With the beginning of each new year, we set resolutions to set ourselves on a better, more productive path… but oftentimes after we set them, we become discouraged by them, forget about them and before you know it - it’s another New Year’s Eve and time for another set of resolutions. So what’s the point, right?
Well, consider this single question and wrap your 2017 resolutions around your answer:
“How do you want to be remembered when you are gone?” Self-centered, heartless, callous, ungrateful, even selfish? Probably not. Thoughtful, kind, giving, thankful? Perhaps more likely.
If you deeply consider this question, it has the ability to influence every facet of your life. This influence will not only be reflected in how you treat people on a day-to-day basis, but in making sure your loved ones are cared for if you are no longer able to care for yourself or are no longer here.
- Have you set everything up so that your family is sure to have good Christmases and Thanksgivings after you are gone? aka “healthy, harmonious family relations”
- Do you have enough life insurance? Disability or long-term care?
- Who will help your spouse make big decisions after you are gone such as buying a car, selling real estate or settling your estate?
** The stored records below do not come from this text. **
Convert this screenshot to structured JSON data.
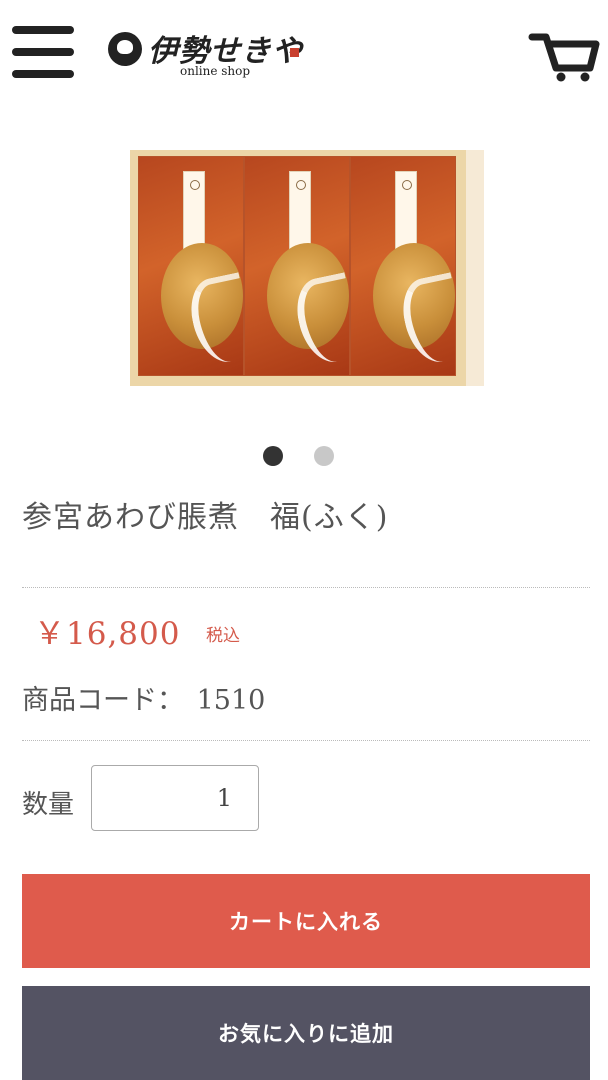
{
  "header": {
    "logo_text": "伊勢せきや",
    "logo_subtitle": "online shop",
    "menu_icon": "hamburger-menu-icon",
    "cart_icon": "shopping-cart-icon"
  },
  "gallery": {
    "slide_count": 2,
    "active_slide": 1,
    "dot_active_color": "#333333",
    "dot_inactive_color": "#c8c8c8"
  },
  "product": {
    "title": "参宮あわび脹煮　福(ふく)",
    "price": "￥16,800",
    "tax_label": "税込",
    "code_label": "商品コード：",
    "code_value": "1510",
    "quantity_label": "数量",
    "quantity_value": "1"
  },
  "actions": {
    "add_to_cart": "カートに入れる",
    "add_to_favorites": "お気に入りに追加"
  },
  "colors": {
    "price": "#d45a4b",
    "cart_button": "#df5b4c",
    "favorite_button": "#545363"
  }
}
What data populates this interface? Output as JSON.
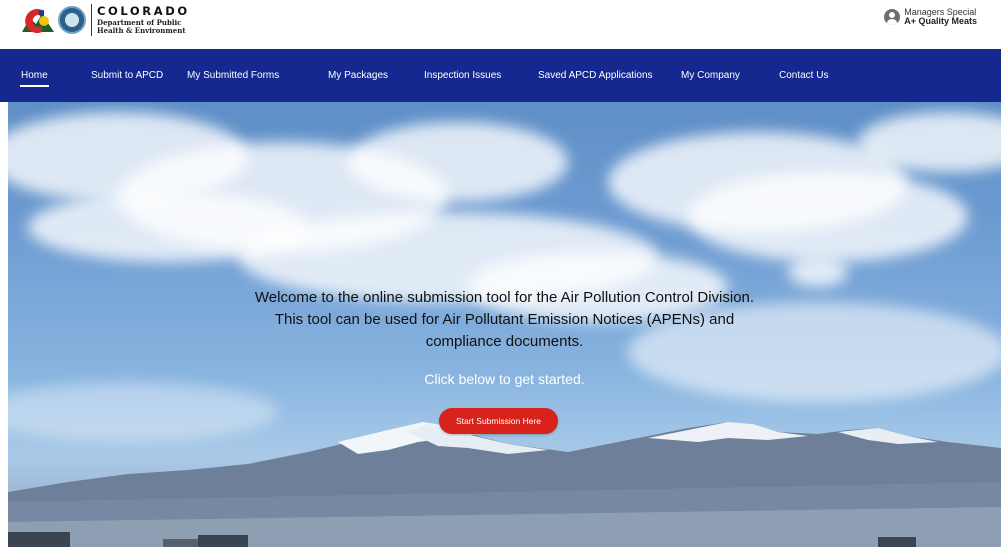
{
  "header": {
    "logo": {
      "state_name": "COLORADO",
      "dept_line1": "Department of Public",
      "dept_line2": "Health & Environment",
      "seal_text": "CDPHE"
    },
    "user": {
      "name": "Managers Special",
      "company": "A+ Quality Meats",
      "icon": "user-avatar-icon"
    }
  },
  "nav": {
    "items": [
      {
        "label": "Home",
        "active": true
      },
      {
        "label": "Submit to APCD"
      },
      {
        "label": "My Submitted Forms"
      },
      {
        "label": "My Packages"
      },
      {
        "label": "Inspection Issues"
      },
      {
        "label": "Saved APCD Applications"
      },
      {
        "label": "My Company"
      },
      {
        "label": "Contact Us"
      }
    ]
  },
  "hero": {
    "welcome_line1": "Welcome to the online submission tool for the Air Pollution Control Division.",
    "welcome_line2": "This tool can be used for Air Pollutant Emission Notices (APENs) and",
    "welcome_line3": "compliance documents.",
    "subtext": "Click below to get started.",
    "cta_label": "Start Submission Here"
  },
  "colors": {
    "nav_bg": "#15288f",
    "cta_bg": "#d7231b",
    "text_white": "#ffffff"
  }
}
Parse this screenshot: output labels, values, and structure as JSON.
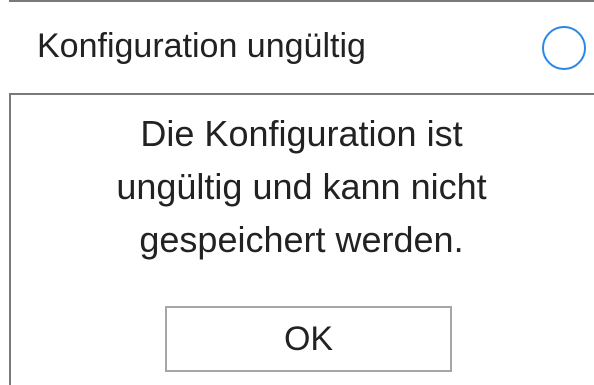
{
  "dialog": {
    "title": "Konfiguration ungültig",
    "message_lines": [
      "Die Konfiguration ist",
      "ungültig und kann nicht",
      "gespeichert werden."
    ],
    "ok_label": "OK",
    "close_icon": "circle-icon"
  },
  "colors": {
    "accent": "#2a86e8",
    "border": "#7a7a7a",
    "button_border": "#a6a6a6",
    "text": "#222222",
    "background": "#ffffff"
  }
}
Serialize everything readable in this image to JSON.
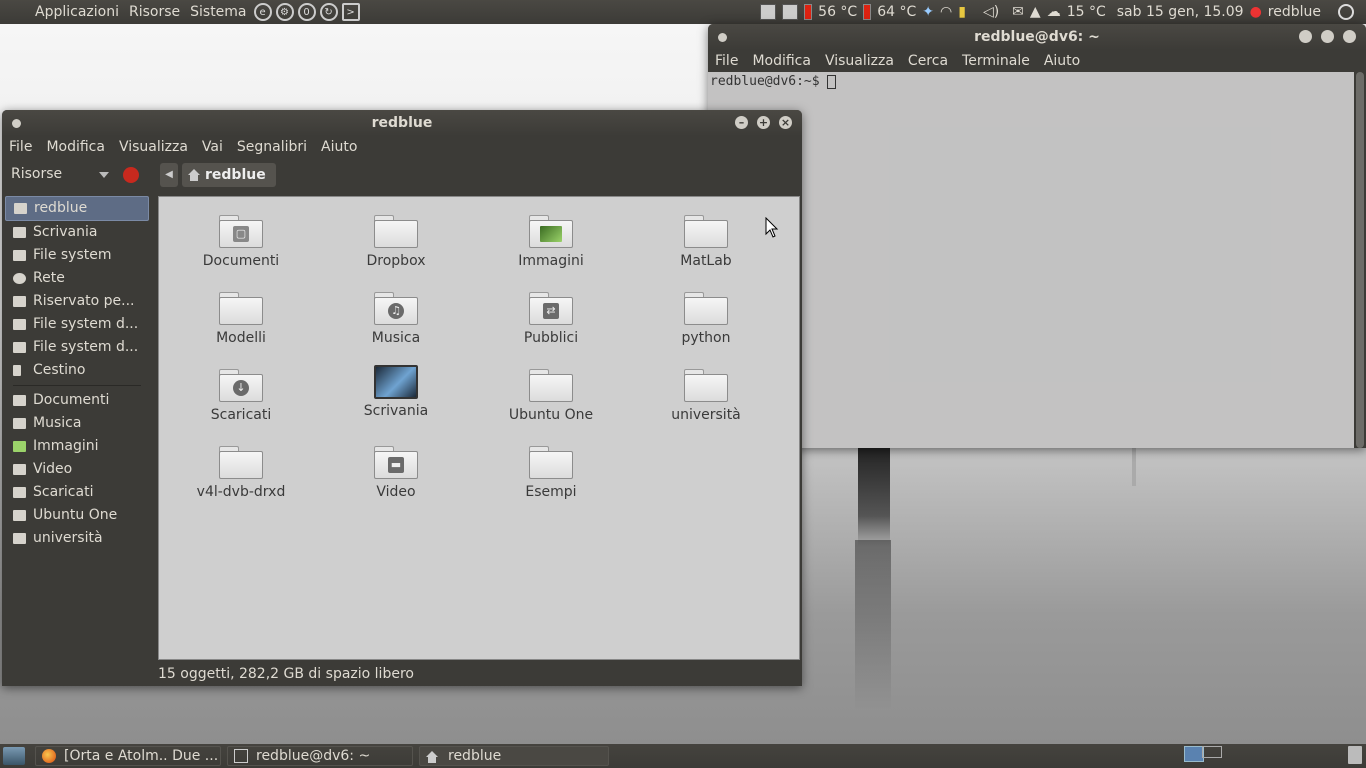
{
  "top_panel": {
    "menus": [
      "Applicazioni",
      "Risorse",
      "Sistema"
    ],
    "temp1": "56 °C",
    "temp2": "64 °C",
    "weather": "15 °C",
    "clock": "sab 15 gen, 15.09",
    "user": "redblue"
  },
  "terminal": {
    "title": "redblue@dv6: ~",
    "menu": [
      "File",
      "Modifica",
      "Visualizza",
      "Cerca",
      "Terminale",
      "Aiuto"
    ],
    "prompt": "redblue@dv6:~$ "
  },
  "file_manager": {
    "title": "redblue",
    "menu": [
      "File",
      "Modifica",
      "Visualizza",
      "Vai",
      "Segnalibri",
      "Aiuto"
    ],
    "places_label": "Risorse",
    "breadcrumb": "redblue",
    "sidebar": [
      {
        "label": "redblue",
        "icon": "home-icon"
      },
      {
        "label": "Scrivania",
        "icon": "desktop-icon"
      },
      {
        "label": "File system",
        "icon": "drive-icon"
      },
      {
        "label": "Rete",
        "icon": "network-icon"
      },
      {
        "label": "Riservato pe...",
        "icon": "drive-icon"
      },
      {
        "label": "File system d...",
        "icon": "drive-icon"
      },
      {
        "label": "File system d...",
        "icon": "drive-icon"
      },
      {
        "label": "Cestino",
        "icon": "trash-icon"
      }
    ],
    "bookmarks": [
      {
        "label": "Documenti",
        "icon": "folder-icon"
      },
      {
        "label": "Musica",
        "icon": "folder-icon"
      },
      {
        "label": "Immagini",
        "icon": "folder-icon"
      },
      {
        "label": "Video",
        "icon": "folder-icon"
      },
      {
        "label": "Scaricati",
        "icon": "folder-icon"
      },
      {
        "label": "Ubuntu One",
        "icon": "folder-icon"
      },
      {
        "label": "università",
        "icon": "folder-icon"
      }
    ],
    "items": [
      {
        "label": "Documenti",
        "icon": "documents-folder-icon"
      },
      {
        "label": "Dropbox",
        "icon": "folder-icon"
      },
      {
        "label": "Immagini",
        "icon": "pictures-folder-icon"
      },
      {
        "label": "MatLab",
        "icon": "folder-icon"
      },
      {
        "label": "Modelli",
        "icon": "folder-icon"
      },
      {
        "label": "Musica",
        "icon": "music-folder-icon"
      },
      {
        "label": "Pubblici",
        "icon": "public-folder-icon"
      },
      {
        "label": "python",
        "icon": "folder-icon"
      },
      {
        "label": "Scaricati",
        "icon": "download-folder-icon"
      },
      {
        "label": "Scrivania",
        "icon": "desktop-icon"
      },
      {
        "label": "Ubuntu One",
        "icon": "folder-icon"
      },
      {
        "label": "università",
        "icon": "folder-icon"
      },
      {
        "label": "v4l-dvb-drxd",
        "icon": "folder-icon"
      },
      {
        "label": "Video",
        "icon": "videos-folder-icon"
      },
      {
        "label": "Esempi",
        "icon": "folder-icon"
      }
    ],
    "status": "15 oggetti, 282,2 GB di spazio libero"
  },
  "bottom_panel": {
    "tasks": [
      {
        "label": "[Orta e Atolm.. Due ...",
        "icon": "firefox-icon"
      },
      {
        "label": "redblue@dv6: ~",
        "icon": "terminal-icon"
      },
      {
        "label": "redblue",
        "icon": "home-icon"
      }
    ]
  }
}
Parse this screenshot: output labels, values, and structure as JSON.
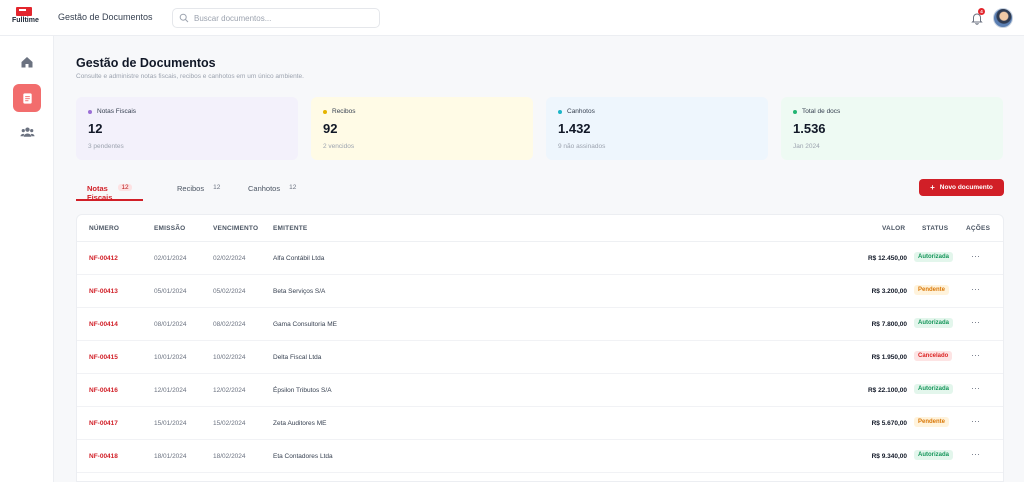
{
  "brand": {
    "name": "Fulltime"
  },
  "app": {
    "title": "Gestão de Documentos"
  },
  "search": {
    "placeholder": "Buscar documentos..."
  },
  "notifications": {
    "count": "4"
  },
  "sidebar": {
    "items": [
      {
        "icon": "home-icon"
      },
      {
        "icon": "document-icon",
        "active": true
      },
      {
        "icon": "users-icon"
      }
    ]
  },
  "header": {
    "title": "Gestão de Documentos",
    "subtitle": "Consulte e administre notas fiscais, recibos e canhotos em um único ambiente."
  },
  "cards": [
    {
      "label": "Notas Fiscais",
      "value": "12",
      "sub": "3 pendentes",
      "bg": "#f3f1fb",
      "dot": "#9b6fd6"
    },
    {
      "label": "Recibos",
      "value": "92",
      "sub": "2 vencidos",
      "bg": "#fffbe6",
      "dot": "#e5b400"
    },
    {
      "label": "Canhotos",
      "value": "1.432",
      "sub": "9 não assinados",
      "bg": "#eef6fd",
      "dot": "#1cb5c8"
    },
    {
      "label": "Total de docs",
      "value": "1.536",
      "sub": "Jan 2024",
      "bg": "#eefaf3",
      "dot": "#22b573"
    }
  ],
  "tabs": [
    {
      "label": "Notas Fiscais",
      "count": "12",
      "active": true
    },
    {
      "label": "Recibos",
      "count": "12"
    },
    {
      "label": "Canhotos",
      "count": "12"
    }
  ],
  "new_button": {
    "label": "Novo documento"
  },
  "table": {
    "columns": [
      "NÚMERO",
      "EMISSÃO",
      "VENCIMENTO",
      "EMITENTE",
      "VALOR",
      "STATUS",
      "AÇÕES"
    ],
    "rows": [
      {
        "id": "NF-00412",
        "emissao": "02/01/2024",
        "vencimento": "02/02/2024",
        "emitente": "Alfa Contábil Ltda",
        "valor": "R$ 12.450,00",
        "status": "Autorizada"
      },
      {
        "id": "NF-00413",
        "emissao": "05/01/2024",
        "vencimento": "05/02/2024",
        "emitente": "Beta Serviços S/A",
        "valor": "R$ 3.200,00",
        "status": "Pendente"
      },
      {
        "id": "NF-00414",
        "emissao": "08/01/2024",
        "vencimento": "08/02/2024",
        "emitente": "Gama Consultoria ME",
        "valor": "R$ 7.800,00",
        "status": "Autorizada"
      },
      {
        "id": "NF-00415",
        "emissao": "10/01/2024",
        "vencimento": "10/02/2024",
        "emitente": "Delta Fiscal Ltda",
        "valor": "R$ 1.950,00",
        "status": "Cancelado"
      },
      {
        "id": "NF-00416",
        "emissao": "12/01/2024",
        "vencimento": "12/02/2024",
        "emitente": "Épsilon Tributos S/A",
        "valor": "R$ 22.100,00",
        "status": "Autorizada"
      },
      {
        "id": "NF-00417",
        "emissao": "15/01/2024",
        "vencimento": "15/02/2024",
        "emitente": "Zeta Auditores ME",
        "valor": "R$ 5.670,00",
        "status": "Pendente"
      },
      {
        "id": "NF-00418",
        "emissao": "18/01/2024",
        "vencimento": "18/02/2024",
        "emitente": "Eta Contadores Ltda",
        "valor": "R$ 9.340,00",
        "status": "Autorizada"
      }
    ]
  },
  "colors": {
    "accent": "#d11f27",
    "ok": "#15965a",
    "pending": "#d97706",
    "cancel": "#dc2626"
  }
}
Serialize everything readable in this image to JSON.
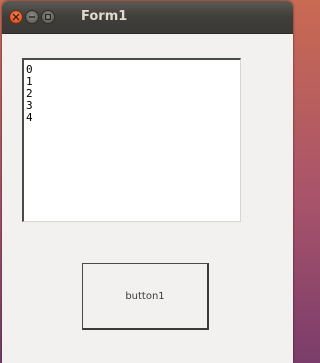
{
  "window": {
    "title": "Form1",
    "controls": {
      "close": "close-icon",
      "minimize": "minimize-icon",
      "maximize": "maximize-icon"
    }
  },
  "listbox": {
    "items": [
      "0",
      "1",
      "2",
      "3",
      "4"
    ]
  },
  "button": {
    "label": "button1"
  },
  "colors": {
    "titlebar": "#3f3e3a",
    "title_text": "#dfdbd2",
    "close_button": "#e05c31",
    "window_bg": "#f2f1f0"
  }
}
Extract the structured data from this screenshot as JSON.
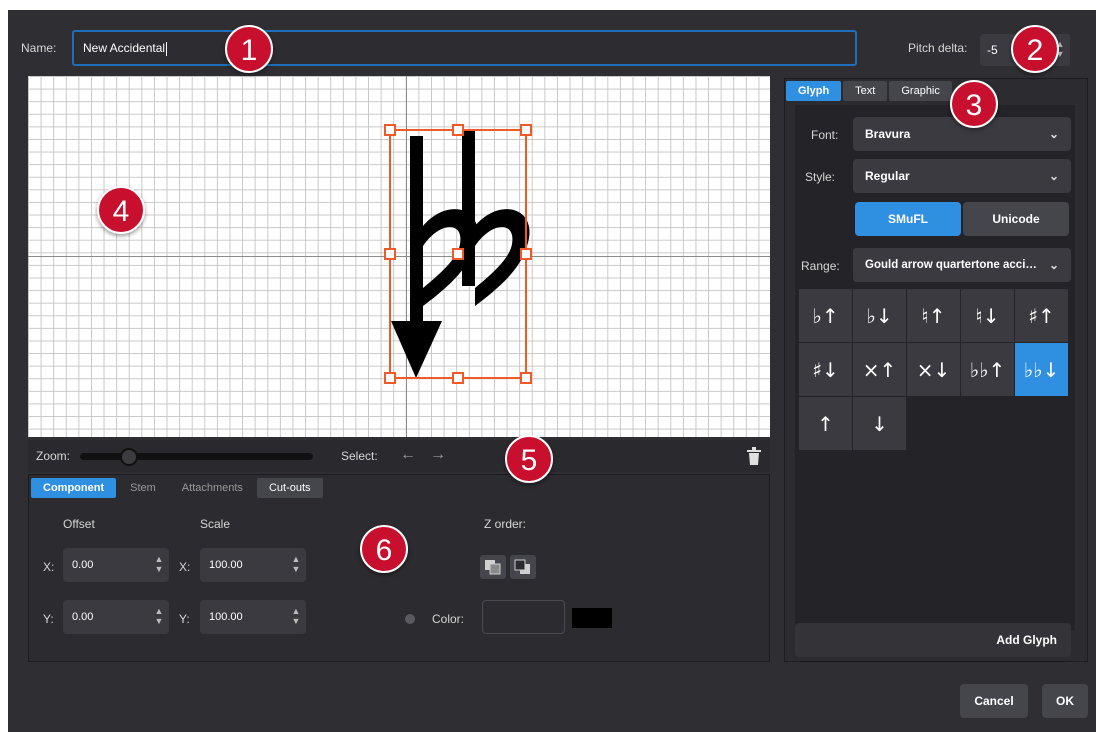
{
  "header": {
    "name_label": "Name:",
    "name_value": "New Accidental",
    "pitch_label": "Pitch delta:",
    "pitch_value": "-5"
  },
  "canvas": {
    "glyph": "flat-flat-arrow-down-glyph"
  },
  "zoombar": {
    "zoom_label": "Zoom:",
    "select_label": "Select:",
    "prev_symbol": "←",
    "next_symbol": "→"
  },
  "bottom": {
    "tabs": [
      "Component",
      "Stem",
      "Attachments",
      "Cut-outs"
    ],
    "offset_label": "Offset",
    "scale_label": "Scale",
    "zorder_label": "Z order:",
    "x_label": "X:",
    "y_label": "Y:",
    "offset_x": "0.00",
    "offset_y": "0.00",
    "scale_x": "100.00",
    "scale_y": "100.00",
    "color_label": "Color:",
    "color_value": "#000000"
  },
  "right": {
    "tabs": [
      "Glyph",
      "Text",
      "Graphic"
    ],
    "font_label": "Font:",
    "font_value": "Bravura",
    "style_label": "Style:",
    "style_value": "Regular",
    "encoding_options": [
      "SMuFL",
      "Unicode"
    ],
    "range_label": "Range:",
    "range_value": "Gould arrow quartertone acci…",
    "glyphs": [
      "♭↑",
      "♭↓",
      "♮↑",
      "♮↓",
      "♯↑",
      "♯↓",
      "×↑",
      "×↓",
      "♭♭↑",
      "♭♭↓",
      "↑",
      "↓"
    ],
    "add_glyph_label": "Add Glyph"
  },
  "footer": {
    "cancel_label": "Cancel",
    "ok_label": "OK"
  },
  "callouts": [
    "1",
    "2",
    "3",
    "4",
    "5",
    "6"
  ],
  "colors": {
    "accent": "#2f8fe0",
    "selection_handles": "#f05a28",
    "callout": "#c8102e"
  }
}
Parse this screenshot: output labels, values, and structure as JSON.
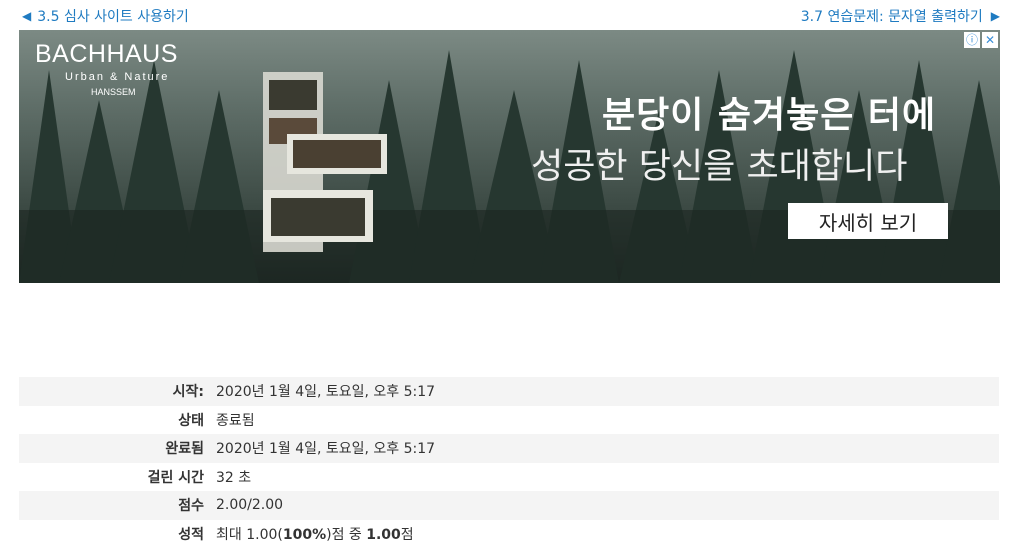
{
  "nav": {
    "prev_label": "3.5 심사 사이트 사용하기",
    "next_label": "3.7 연습문제: 문자열 출력하기",
    "prev_icon": "triangle-left-icon",
    "next_icon": "triangle-right-icon"
  },
  "ad": {
    "brand": "BACHHAUS",
    "brand_sub": "Urban & Nature",
    "brand_small": "HANSSEM",
    "headline": "분당이 숨겨놓은 터에",
    "subline": "성공한 당신을 초대합니다",
    "cta": "자세히 보기",
    "info_icon": "ⓘ",
    "close_icon": "✕"
  },
  "summary": {
    "rows": [
      {
        "label": "시작:",
        "value": "2020년 1월 4일, 토요일, 오후 5:17"
      },
      {
        "label": "상태",
        "value": "종료됨"
      },
      {
        "label": "완료됨",
        "value": "2020년 1월 4일, 토요일, 오후 5:17"
      },
      {
        "label": "걸린 시간",
        "value": "32 초"
      },
      {
        "label": "점수",
        "value": "2.00/2.00"
      },
      {
        "label": "성적",
        "value_parts": [
          "최대 1.00(",
          "100%",
          ")점 중 ",
          "1.00",
          "점"
        ]
      }
    ]
  },
  "colors": {
    "link": "#1f7bc1",
    "row_alt": "#f4f4f4"
  }
}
Who will they be able to confide in when it comes to money? Have you initiated this type of relationship with someone you can trust?
If you think from this perspective, you will make the most selfless, motivational New Year’s resolutions possible.
Selfless…because you will be thoughtful of others. Think of this—you buy life insurance because you love someone. And I have never sat with a couple that didn’t love each other more after 50 years than they did on their wedding day.
Motivational…because you will have heartfelt emotion behind your goals. A big reason people never reach their goals is because they set a goal without an emotional attachment. Think about the last New Year’s resolution you made. Did you want to lose 20 pounds, quit smoking, etc.? Why did you want to accomplish these things? Did you truly consider what it would mean to you or to your family? Maybe you thought about it, but my guess is that it was a fleeting thought. You knew it was something you should do, but perhaps you didn’t think through who those decisions actually impact.
I encourage you to seriously think about it. How do you want to be remembered when you are gone?
Last, but not least, treat every day this year as if it were your last. Where would you want to be? Who would you want to be with? What would you want to be doing?
Happy New Year and Carpe Diem!!!